Almost 30 years, I'd just moved to Sacramento. It was getting into campaign season and there were a couple of contested seats on the Sacramento Municipal Utility District--aka "SMUD"--which controlled power, water, and garbage services in the area. A gentleman (well, I think it was a man; I don't honestly recall now) named Hursh was running for one of the seats on the utility board. What stuck in my mind was his campaign signs, which dotted the landscape with an oddly imperative sentence:

Hursh for SMUD!

The Babe thought this was absurdly funny, too. When she finally stopped laughing, she said "Do you recall his first name?" No, I replied, I didn't. She said "Pity it wasn't 'Will,' as it could've been even better:"

Will Hursh for SMUD!

Good to know that we're on the same perverse wavelength.


Thursday, August 11, 2005

"Poditorial" -- it's MY word!!

Okay, so I'm writing about podcasting at the moment. It's fun stuff. John Iasiuolo of the Computer Outlook radio show told me that he'd trademarked "podmercial" (TM). I just was writing a comment about the types of podcasting programs you might have and I coined poditorial. According to a quick Google search, nobody's thought of this one yet. It's mine, damnit, MINE!!!




Yup. I came up with it first and it's all mine!



No new house, yes new house!

It has been a stressful and busy week.

After much discussion, we're not going to continue with the new house we've been building. We talked to the builder and what they want to do and how they want to do it didn't match up with what we're after. They gave us back our earnest money and we're all okay.

This was disappointing for a couple days but it's rapidly becoming clear that this was, in fact, a Good Thing. We've found a house that we're interested in that's much closer to what we want. Oh, yes, the Mascord plan is pretty nice, and the location was very nice, but it was becoming clear as the house moved forward that it actually was just a trifle small for what we'd like. And the neighborhood was beginning to be every so slighly questionable: rumors were around that a few folks were thinking of adding concrete pads for RVs {shudder!}.
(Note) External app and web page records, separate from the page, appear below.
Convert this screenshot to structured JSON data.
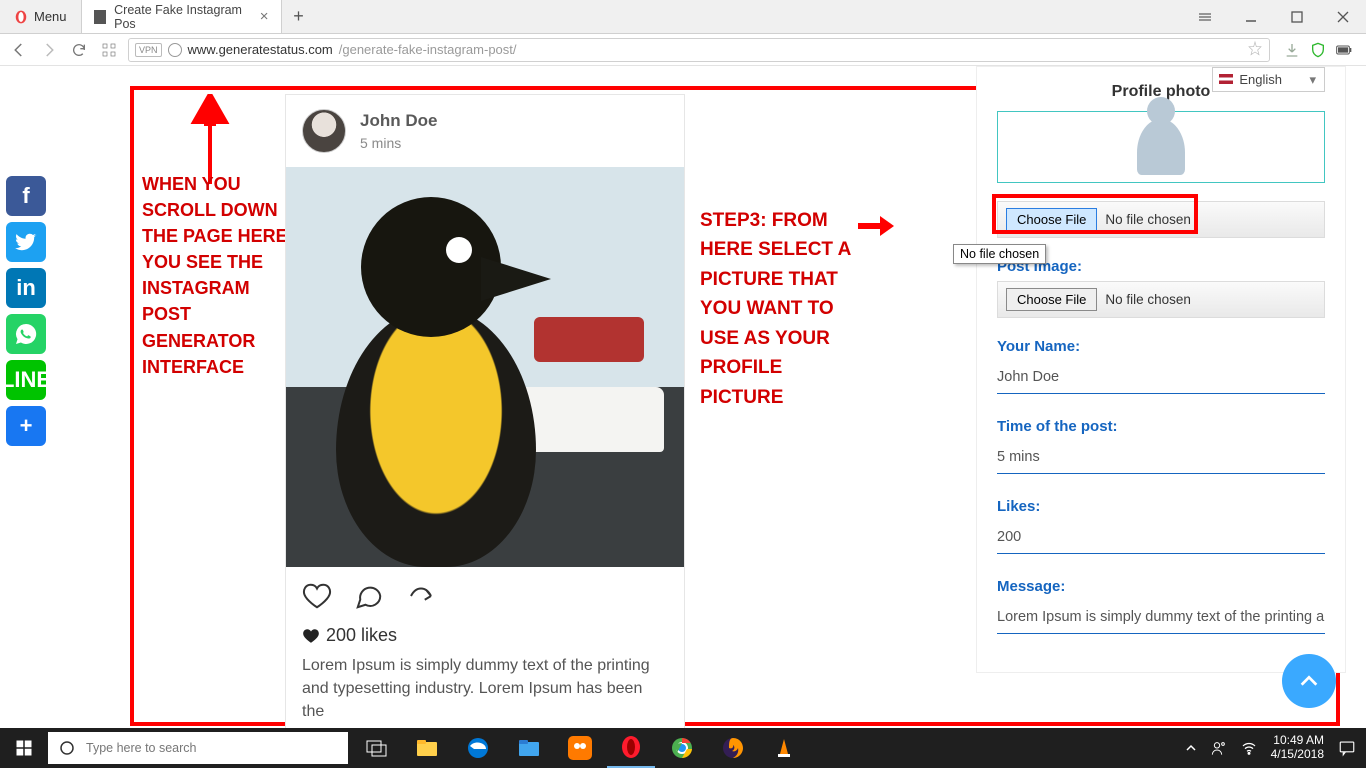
{
  "browser": {
    "menu": "Menu",
    "tab_title": "Create Fake Instagram Pos",
    "url_domain": "www.generatestatus.com",
    "url_path": "/generate-fake-instagram-post/"
  },
  "share": {
    "facebook": "f",
    "twitter": "t",
    "linkedin": "in",
    "whatsapp": "✆",
    "line": "LINE",
    "more": "+"
  },
  "annotations": {
    "left": "WHEN YOU SCROLL DOWN THE PAGE HERE YOU SEE THE INSTAGRAM POST GENERATOR INTERFACE",
    "right": "STEP3: FROM HERE SELECT A PICTURE THAT YOU WANT TO USE AS YOUR PROFILE PICTURE"
  },
  "ig": {
    "username": "John Doe",
    "time": "5 mins",
    "likes_count": "200 likes",
    "message": "Lorem Ipsum is simply dummy text of the printing and typesetting industry. Lorem Ipsum has been the"
  },
  "form": {
    "language": "English",
    "profile_photo_label": "Profile photo",
    "choose_file": "Choose File",
    "no_file": "No file chosen",
    "tooltip": "No file chosen",
    "post_image_label": "Post Image:",
    "your_name_label": "Your Name:",
    "your_name_value": "John Doe",
    "time_label": "Time of the post:",
    "time_value": "5 mins",
    "likes_label": "Likes:",
    "likes_value": "200",
    "message_label": "Message:",
    "message_value": "Lorem Ipsum is simply dummy text of the printing and"
  },
  "taskbar": {
    "search_placeholder": "Type here to search",
    "time": "10:49 AM",
    "date": "4/15/2018"
  }
}
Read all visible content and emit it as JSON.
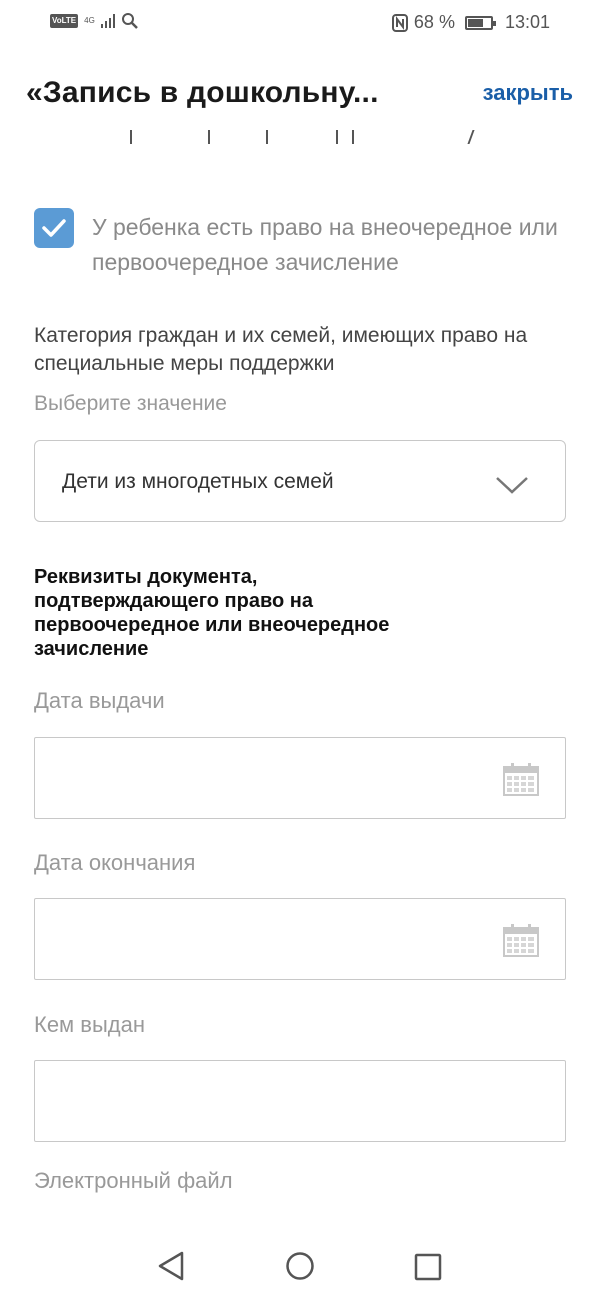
{
  "status_bar": {
    "volte": "VoLTE",
    "network": "4G",
    "battery_percent": "68 %",
    "battery_level": 0.68,
    "time": "13:01"
  },
  "header": {
    "title": "«Запись в дошкольну...",
    "close_label": "закрыть"
  },
  "priority_checkbox": {
    "checked": true,
    "label": "У ребенка есть право на внеочередное или первоочередное зачисление"
  },
  "category": {
    "label": "Категория граждан и их семей, имеющих право на специальные меры поддержки",
    "hint": "Выберите значение",
    "selected_value": "Дети из многодетных семей"
  },
  "document_section": {
    "title": "Реквизиты документа, подтверждающего право на первоочередное или внеочередное зачисление"
  },
  "fields": {
    "issue_date_label": "Дата выдачи",
    "end_date_label": "Дата окончания",
    "issued_by_label": "Кем выдан",
    "file_label": "Электронный файл"
  },
  "colors": {
    "accent": "#1a5ea8",
    "checkbox": "#5b9bd5"
  },
  "icons": {
    "calendar": "calendar-icon",
    "chevron": "chevron-down-icon"
  }
}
We looked at several houses on the market (there really is very little on the market in this town at the moment) and didn't see anything that grabbed us. But we did get a reference from someone who said that he had had his house built by a guy who he liked. We met him. We liked him. And we loved the house he had to show us. So we're planning on getting it. This means that we're going to be moving about this time next year, but that's okay. We'll have more news later.